This Gibson Dunn memo reviews how the R&W insurance market has evolved in recent years, and the effect that the availability of that insurance is having on how parties to the deal allocate risks. Here’s an excerpt that discusses the benefits of a “no survival deal” with an R&W policy:
While limiting the seller indemnity can meaningfully shorten the negotiation timeline, eliminating it entirely can dramatically simplify negotiations.
For example, even in a $100 million transaction, the respective deal teams can spend a surprising amount of time negotiation a $500,000 indemnity strip. Eliminating the seller indemnity can also enhance the buyer’s coverage under the RWI policy.
Most policies will include two types of “coverage enhancement.” First, they will include a “full materiality scrape” – i.e., they will “read out” materiality qualifiers in the reps for purposes of determining whether a rep has been breached and the amount of losses resulting fom such a breach. Second, they will not impose a “damages exclusion” on the buyer’s recovery – i.e., they will cover a range of damages, including consequential damages and those based on multiples of earnings and lost profits.

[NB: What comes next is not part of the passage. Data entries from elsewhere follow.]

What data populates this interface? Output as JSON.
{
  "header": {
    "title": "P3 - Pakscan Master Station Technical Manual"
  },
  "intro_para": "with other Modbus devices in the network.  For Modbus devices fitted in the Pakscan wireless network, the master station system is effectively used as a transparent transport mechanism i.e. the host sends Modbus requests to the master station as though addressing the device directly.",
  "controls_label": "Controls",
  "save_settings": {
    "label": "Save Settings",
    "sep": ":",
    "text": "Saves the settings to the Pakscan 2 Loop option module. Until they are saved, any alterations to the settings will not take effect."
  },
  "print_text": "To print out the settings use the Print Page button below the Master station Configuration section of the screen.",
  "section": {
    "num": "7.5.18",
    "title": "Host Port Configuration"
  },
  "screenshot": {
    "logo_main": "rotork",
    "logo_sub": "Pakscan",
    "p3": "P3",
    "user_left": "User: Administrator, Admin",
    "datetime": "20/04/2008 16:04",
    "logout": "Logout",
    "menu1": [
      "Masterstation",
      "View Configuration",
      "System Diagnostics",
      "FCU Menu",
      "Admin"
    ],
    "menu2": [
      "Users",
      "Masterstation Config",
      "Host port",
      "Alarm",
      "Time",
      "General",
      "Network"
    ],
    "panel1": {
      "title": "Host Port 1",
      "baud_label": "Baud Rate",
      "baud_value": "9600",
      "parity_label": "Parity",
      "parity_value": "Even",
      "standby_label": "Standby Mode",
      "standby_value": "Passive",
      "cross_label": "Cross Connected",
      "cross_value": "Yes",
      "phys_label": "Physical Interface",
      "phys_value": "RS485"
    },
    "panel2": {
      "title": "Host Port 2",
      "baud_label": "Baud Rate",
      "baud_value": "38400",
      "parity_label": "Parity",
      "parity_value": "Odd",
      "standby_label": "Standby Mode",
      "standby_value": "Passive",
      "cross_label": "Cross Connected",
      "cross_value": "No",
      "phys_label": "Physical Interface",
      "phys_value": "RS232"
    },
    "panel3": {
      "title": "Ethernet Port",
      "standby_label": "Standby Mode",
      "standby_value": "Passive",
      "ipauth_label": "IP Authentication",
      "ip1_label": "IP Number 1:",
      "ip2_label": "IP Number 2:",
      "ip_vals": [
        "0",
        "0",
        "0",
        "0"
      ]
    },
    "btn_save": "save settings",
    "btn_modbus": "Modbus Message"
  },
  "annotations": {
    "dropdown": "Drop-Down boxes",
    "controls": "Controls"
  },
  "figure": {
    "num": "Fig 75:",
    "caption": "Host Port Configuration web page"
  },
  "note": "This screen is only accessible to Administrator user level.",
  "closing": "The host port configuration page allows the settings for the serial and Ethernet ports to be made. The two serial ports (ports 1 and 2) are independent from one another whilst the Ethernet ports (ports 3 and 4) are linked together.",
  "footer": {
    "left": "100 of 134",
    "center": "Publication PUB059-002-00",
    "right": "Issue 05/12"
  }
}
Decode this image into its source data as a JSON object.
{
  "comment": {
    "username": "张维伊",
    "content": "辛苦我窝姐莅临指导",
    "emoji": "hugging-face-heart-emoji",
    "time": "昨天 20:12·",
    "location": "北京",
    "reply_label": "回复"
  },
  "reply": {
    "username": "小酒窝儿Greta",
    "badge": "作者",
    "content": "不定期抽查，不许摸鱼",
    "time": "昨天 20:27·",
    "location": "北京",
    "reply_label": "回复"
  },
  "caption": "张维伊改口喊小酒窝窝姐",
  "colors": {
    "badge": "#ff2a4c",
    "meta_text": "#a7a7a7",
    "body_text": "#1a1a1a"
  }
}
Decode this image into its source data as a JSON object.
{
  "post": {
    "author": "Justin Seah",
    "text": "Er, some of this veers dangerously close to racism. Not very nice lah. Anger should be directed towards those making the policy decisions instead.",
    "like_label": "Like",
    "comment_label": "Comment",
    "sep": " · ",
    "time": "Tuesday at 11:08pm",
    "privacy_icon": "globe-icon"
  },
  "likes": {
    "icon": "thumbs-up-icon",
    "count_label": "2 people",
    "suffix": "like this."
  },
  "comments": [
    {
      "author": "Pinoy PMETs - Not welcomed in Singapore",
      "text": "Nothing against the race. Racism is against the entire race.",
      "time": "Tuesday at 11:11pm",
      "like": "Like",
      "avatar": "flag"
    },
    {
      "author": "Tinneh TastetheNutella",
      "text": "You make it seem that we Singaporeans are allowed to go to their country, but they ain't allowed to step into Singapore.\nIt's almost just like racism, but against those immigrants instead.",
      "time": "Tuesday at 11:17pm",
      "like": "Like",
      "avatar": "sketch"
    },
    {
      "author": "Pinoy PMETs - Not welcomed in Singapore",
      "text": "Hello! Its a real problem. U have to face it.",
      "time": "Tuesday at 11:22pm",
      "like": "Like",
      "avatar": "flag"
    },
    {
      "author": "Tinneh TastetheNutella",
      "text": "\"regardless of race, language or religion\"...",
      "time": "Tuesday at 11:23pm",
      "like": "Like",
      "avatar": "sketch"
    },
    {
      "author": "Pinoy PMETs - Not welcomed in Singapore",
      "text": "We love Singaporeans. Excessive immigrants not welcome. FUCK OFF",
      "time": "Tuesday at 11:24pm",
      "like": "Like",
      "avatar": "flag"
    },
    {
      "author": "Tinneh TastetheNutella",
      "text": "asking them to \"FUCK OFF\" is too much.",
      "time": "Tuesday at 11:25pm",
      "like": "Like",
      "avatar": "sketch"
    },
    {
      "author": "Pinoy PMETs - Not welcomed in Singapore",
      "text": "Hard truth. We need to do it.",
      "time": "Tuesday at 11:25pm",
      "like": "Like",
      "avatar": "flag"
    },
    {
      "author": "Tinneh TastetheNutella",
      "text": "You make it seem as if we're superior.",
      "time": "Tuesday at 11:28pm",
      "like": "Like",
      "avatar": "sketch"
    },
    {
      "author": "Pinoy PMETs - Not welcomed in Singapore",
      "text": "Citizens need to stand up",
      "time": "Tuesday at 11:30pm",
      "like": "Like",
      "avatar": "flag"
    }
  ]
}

In a no-survival deal, most RWI policies will include these coverage enhancements as a matter of course (that said, before including a materiality scrape, the insurer will want to confirm that the seller has populated the disclosure schedule without regard to the materiality qualifiers in the reps).
What’s interesting is that insurers are less generous with coverage enhancements in the case of deals with an indemnity strip. In these situations, they general require that the seller agree to a full materiality scrape and the absence of a damage exclusion.
The memo also addresses some of the limitations on R&W insurance and alternative methods of addressing gaps in coverage.